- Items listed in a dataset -
#####

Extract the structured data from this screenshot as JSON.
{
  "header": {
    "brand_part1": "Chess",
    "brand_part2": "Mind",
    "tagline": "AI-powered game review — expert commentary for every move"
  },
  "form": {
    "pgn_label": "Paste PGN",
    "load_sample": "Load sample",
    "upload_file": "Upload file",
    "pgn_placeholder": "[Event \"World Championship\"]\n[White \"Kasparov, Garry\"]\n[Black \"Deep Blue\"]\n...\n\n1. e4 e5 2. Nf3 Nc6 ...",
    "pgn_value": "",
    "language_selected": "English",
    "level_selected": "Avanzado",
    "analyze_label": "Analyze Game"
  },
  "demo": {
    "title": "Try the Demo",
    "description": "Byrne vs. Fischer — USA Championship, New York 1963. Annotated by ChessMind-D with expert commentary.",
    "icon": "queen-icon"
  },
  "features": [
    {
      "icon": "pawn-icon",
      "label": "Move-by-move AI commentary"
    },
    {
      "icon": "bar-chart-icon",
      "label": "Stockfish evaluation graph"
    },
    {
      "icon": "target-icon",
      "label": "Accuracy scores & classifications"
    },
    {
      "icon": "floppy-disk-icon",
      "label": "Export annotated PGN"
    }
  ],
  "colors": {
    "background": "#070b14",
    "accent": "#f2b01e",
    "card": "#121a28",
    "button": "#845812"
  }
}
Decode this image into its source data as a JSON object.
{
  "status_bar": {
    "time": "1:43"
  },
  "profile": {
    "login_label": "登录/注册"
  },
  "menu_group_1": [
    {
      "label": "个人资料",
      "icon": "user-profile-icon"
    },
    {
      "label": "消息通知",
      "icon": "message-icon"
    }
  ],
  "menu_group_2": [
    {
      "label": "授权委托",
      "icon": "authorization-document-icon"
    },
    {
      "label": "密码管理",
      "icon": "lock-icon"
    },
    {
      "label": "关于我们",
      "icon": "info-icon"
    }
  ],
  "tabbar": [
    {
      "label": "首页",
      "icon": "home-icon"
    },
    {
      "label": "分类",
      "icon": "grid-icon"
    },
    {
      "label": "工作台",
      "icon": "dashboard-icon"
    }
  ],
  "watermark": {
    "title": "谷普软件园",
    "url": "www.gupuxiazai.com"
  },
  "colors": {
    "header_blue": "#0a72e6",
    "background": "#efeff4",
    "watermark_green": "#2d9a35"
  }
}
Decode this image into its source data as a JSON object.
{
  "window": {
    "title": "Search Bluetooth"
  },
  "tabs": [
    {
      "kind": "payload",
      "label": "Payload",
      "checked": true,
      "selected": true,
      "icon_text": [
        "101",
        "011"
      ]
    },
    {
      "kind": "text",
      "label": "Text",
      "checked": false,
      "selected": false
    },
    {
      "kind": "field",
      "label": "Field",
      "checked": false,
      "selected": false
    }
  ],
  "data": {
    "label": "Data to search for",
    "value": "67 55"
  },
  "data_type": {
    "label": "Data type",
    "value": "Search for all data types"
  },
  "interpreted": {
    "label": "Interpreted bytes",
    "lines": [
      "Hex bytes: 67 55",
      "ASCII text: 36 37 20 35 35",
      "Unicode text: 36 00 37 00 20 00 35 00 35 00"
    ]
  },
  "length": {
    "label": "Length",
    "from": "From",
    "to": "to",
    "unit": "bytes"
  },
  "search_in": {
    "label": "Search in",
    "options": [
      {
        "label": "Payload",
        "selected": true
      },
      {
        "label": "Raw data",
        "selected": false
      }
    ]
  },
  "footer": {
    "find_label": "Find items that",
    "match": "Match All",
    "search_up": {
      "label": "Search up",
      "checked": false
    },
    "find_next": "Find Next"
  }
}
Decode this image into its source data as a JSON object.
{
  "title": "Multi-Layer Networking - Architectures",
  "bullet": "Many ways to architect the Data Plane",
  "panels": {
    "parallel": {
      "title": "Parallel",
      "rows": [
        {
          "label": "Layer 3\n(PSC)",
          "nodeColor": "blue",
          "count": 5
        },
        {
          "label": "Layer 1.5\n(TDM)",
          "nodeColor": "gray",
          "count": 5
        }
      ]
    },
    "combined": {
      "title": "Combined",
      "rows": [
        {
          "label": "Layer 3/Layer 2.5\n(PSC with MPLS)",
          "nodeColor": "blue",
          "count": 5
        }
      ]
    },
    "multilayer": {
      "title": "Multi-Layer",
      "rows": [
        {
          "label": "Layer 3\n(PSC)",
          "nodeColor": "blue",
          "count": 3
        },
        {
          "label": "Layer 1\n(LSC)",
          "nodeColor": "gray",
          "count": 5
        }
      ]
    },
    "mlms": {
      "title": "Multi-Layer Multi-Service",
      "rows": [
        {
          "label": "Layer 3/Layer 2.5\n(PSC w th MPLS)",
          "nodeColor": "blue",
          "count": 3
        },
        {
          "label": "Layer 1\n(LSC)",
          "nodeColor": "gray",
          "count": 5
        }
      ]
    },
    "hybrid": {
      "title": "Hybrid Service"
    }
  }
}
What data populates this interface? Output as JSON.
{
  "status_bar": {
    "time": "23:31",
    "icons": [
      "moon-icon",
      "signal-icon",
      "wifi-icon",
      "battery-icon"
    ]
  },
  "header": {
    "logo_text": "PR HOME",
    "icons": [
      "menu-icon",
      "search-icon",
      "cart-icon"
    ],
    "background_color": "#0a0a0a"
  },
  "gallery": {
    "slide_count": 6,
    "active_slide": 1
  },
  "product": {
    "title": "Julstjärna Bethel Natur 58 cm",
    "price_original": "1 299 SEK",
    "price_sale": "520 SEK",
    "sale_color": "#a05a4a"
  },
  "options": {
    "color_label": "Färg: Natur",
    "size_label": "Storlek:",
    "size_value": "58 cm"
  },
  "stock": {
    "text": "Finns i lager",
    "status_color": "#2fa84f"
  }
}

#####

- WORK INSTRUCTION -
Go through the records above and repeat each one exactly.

- SOLUTION TO THIS TASK -
Extract the structured data from this screenshot as JSON.
{
  "header": {
    "brand_part1": "Chess",
    "brand_part2": "Mind",
    "tagline": "AI-powered game review — expert commentary for every move"
  },
  "form": {
    "pgn_label": "Paste PGN",
    "load_sample": "Load sample",
    "upload_file": "Upload file",
    "pgn_placeholder": "[Event \"World Championship\"]\n[White \"Kasparov, Garry\"]\n[Black \"Deep Blue\"]\n...\n\n1. e4 e5 2. Nf3 Nc6 ...",
    "pgn_value": "",
    "language_selected": "English",
    "level_selected": "Avanzado",
    "analyze_label": "Analyze Game"
  },
  "demo": {
    "title": "Try the Demo",
    "description": "Byrne vs. Fischer — USA Championship, New York 1963. Annotated by ChessMind-D with expert commentary.",
    "icon": "queen-icon"
  },
  "features": [
    {
      "icon": "pawn-icon",
      "label": "Move-by-move AI commentary"
    },
    {
      "icon": "bar-chart-icon",
      "label": "Stockfish evaluation graph"
    },
    {
      "icon": "target-icon",
      "label": "Accuracy scores & classifications"
    },
    {
      "icon": "floppy-disk-icon",
      "label": "Export annotated PGN"
    }
  ],
  "colors": {
    "background": "#070b14",
    "accent": "#f2b01e",
    "card": "#121a28",
    "button": "#845812"
  }
}
Decode this image into its source data as a JSON object.
{
  "status_bar": {
    "time": "1:43"
  },
  "profile": {
    "login_label": "登录/注册"
  },
  "menu_group_1": [
    {
      "label": "个人资料",
      "icon": "user-profile-icon"
    },
    {
      "label": "消息通知",
      "icon": "message-icon"
    }
  ],
  "menu_group_2": [
    {
      "label": "授权委托",
      "icon": "authorization-document-icon"
    },
    {
      "label": "密码管理",
      "icon": "lock-icon"
    },
    {
      "label": "关于我们",
      "icon": "info-icon"
    }
  ],
  "tabbar": [
    {
      "label": "首页",
      "icon": "home-icon"
    },
    {
      "label": "分类",
      "icon": "grid-icon"
    },
    {
      "label": "工作台",
      "icon": "dashboard-icon"
    }
  ],
  "watermark": {
    "title": "谷普软件园",
    "url": "www.gupuxiazai.com"
  },
  "colors": {
    "header_blue": "#0a72e6",
    "background": "#efeff4",
    "watermark_green": "#2d9a35"
  }
}
Decode this image into its source data as a JSON object.
{
  "window": {
    "title": "Search Bluetooth"
  },
  "tabs": [
    {
      "kind": "payload",
      "label": "Payload",
      "checked": true,
      "selected": true,
      "icon_text": [
        "101",
        "011"
      ]
    },
    {
      "kind": "text",
      "label": "Text",
      "checked": false,
      "selected": false
    },
    {
      "kind": "field",
      "label": "Field",
      "checked": false,
      "selected": false
    }
  ],
  "data": {
    "label": "Data to search for",
    "value": "67 55"
  },
  "data_type": {
    "label": "Data type",
    "value": "Search for all data types"
  },
  "interpreted": {
    "label": "Interpreted bytes",
    "lines": [
      "Hex bytes: 67 55",
      "ASCII text: 36 37 20 35 35",
      "Unicode text: 36 00 37 00 20 00 35 00 35 00"
    ]
  },
  "length": {
    "label": "Length",
    "from": "From",
    "to": "to",
    "unit": "bytes"
  },
  "search_in": {
    "label": "Search in",
    "options": [
      {
        "label": "Payload",
        "selected": true
      },
      {
        "label": "Raw data",
        "selected": false
      }
    ]
  },
  "footer": {
    "find_label": "Find items that",
    "match": "Match All",
    "search_up": {
      "label": "Search up",
      "checked": false
    },
    "find_next": "Find Next"
  }
}
Decode this image into its source data as a JSON object.
{
  "title": "Multi-Layer Networking - Architectures",
  "bullet": "Many ways to architect the Data Plane",
  "panels": {
    "parallel": {
      "title": "Parallel",
      "rows": [
        {
          "label": "Layer 3\n(PSC)",
          "nodeColor": "blue",
          "count": 5
        },
        {
          "label": "Layer 1.5\n(TDM)",
          "nodeColor": "gray",
          "count": 5
        }
      ]
    },
    "combined": {
      "title": "Combined",
      "rows": [
        {
          "label": "Layer 3/Layer 2.5\n(PSC with MPLS)",
          "nodeColor": "blue",
          "count": 5
        }
      ]
    },
    "multilayer": {
      "title": "Multi-Layer",
      "rows": [
        {
          "label": "Layer 3\n(PSC)",
          "nodeColor": "blue",
          "count": 3
        },
        {
          "label": "Layer 1\n(LSC)",
          "nodeColor": "gray",
          "count": 5
        }
      ]
    },
    "mlms": {
      "title": "Multi-Layer Multi-Service",
      "rows": [
        {
          "label": "Layer 3/Layer 2.5\n(PSC w th MPLS)",
          "nodeColor": "blue",
          "count": 3
        },
        {
          "label": "Layer 1\n(LSC)",
          "nodeColor": "gray",
          "count": 5
        }
      ]
    },
    "hybrid": {
      "title": "Hybrid Service"
    }
  }
}
What data populates this interface? Output as JSON.
{
  "status_bar": {
    "time": "23:31",
    "icons": [
      "moon-icon",
      "signal-icon",
      "wifi-icon",
      "battery-icon"
    ]
  },
  "header": {
    "logo_text": "PR HOME",
    "icons": [
      "menu-icon",
      "search-icon",
      "cart-icon"
    ],
    "background_color": "#0a0a0a"
  },
  "gallery": {
    "slide_count": 6,
    "active_slide": 1
  },
  "product": {
    "title": "Julstjärna Bethel Natur 58 cm",
    "price_original": "1 299 SEK",
    "price_sale": "520 SEK",
    "sale_color": "#a05a4a"
  },
  "options": {
    "color_label": "Färg: Natur",
    "size_label": "Storlek:",
    "size_value": "58 cm"
  },
  "stock": {
    "text": "Finns i lager",
    "status_color": "#2fa84f"
  }
}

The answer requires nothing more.